## Data
↓

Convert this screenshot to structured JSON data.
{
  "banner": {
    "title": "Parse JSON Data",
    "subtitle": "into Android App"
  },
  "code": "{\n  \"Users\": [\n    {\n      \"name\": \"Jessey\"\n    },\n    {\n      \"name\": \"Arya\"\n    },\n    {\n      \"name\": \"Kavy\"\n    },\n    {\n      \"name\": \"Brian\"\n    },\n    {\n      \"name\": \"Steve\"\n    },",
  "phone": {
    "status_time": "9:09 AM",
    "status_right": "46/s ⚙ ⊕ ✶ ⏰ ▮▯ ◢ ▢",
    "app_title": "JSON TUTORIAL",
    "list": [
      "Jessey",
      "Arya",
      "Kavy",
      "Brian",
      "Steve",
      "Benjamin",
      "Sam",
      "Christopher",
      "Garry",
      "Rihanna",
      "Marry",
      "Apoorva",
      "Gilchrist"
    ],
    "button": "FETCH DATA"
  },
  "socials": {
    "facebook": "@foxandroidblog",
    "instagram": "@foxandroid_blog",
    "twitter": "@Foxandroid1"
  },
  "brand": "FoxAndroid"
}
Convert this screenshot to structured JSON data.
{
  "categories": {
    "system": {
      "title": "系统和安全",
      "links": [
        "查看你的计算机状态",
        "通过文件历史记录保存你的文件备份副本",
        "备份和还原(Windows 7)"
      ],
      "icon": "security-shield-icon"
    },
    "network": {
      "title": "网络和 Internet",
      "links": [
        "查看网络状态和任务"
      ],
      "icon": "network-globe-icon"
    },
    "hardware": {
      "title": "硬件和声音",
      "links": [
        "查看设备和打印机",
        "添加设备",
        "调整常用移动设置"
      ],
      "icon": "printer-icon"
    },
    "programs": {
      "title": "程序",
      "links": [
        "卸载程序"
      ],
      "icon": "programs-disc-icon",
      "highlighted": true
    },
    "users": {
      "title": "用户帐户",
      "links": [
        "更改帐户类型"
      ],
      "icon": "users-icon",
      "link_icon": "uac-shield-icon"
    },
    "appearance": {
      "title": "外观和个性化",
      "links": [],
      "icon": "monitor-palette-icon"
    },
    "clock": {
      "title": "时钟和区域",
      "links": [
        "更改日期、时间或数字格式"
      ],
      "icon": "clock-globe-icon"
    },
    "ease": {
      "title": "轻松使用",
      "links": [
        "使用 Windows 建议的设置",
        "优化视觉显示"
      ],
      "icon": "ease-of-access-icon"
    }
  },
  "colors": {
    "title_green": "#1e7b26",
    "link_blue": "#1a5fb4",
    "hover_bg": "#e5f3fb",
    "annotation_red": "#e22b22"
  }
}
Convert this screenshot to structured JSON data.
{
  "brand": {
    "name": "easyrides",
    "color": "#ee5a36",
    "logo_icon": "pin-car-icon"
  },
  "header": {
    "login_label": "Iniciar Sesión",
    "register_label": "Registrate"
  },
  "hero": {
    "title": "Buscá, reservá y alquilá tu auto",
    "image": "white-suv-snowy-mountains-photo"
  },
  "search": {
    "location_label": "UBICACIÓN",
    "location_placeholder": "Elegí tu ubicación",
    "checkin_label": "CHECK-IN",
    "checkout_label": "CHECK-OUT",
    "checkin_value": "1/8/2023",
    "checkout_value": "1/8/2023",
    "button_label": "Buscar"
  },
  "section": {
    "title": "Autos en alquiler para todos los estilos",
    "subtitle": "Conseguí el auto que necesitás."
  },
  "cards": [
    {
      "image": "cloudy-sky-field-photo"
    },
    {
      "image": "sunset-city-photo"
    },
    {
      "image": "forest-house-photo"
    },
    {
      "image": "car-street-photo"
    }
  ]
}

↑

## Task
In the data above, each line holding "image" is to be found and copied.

## Written answer
    "image": "white-suv-snowy-mountains-photo"
      "image": "cloudy-sky-field-photo"
      "image": "sunset-city-photo"
      "image": "forest-house-photo"
      "image": "car-street-photo"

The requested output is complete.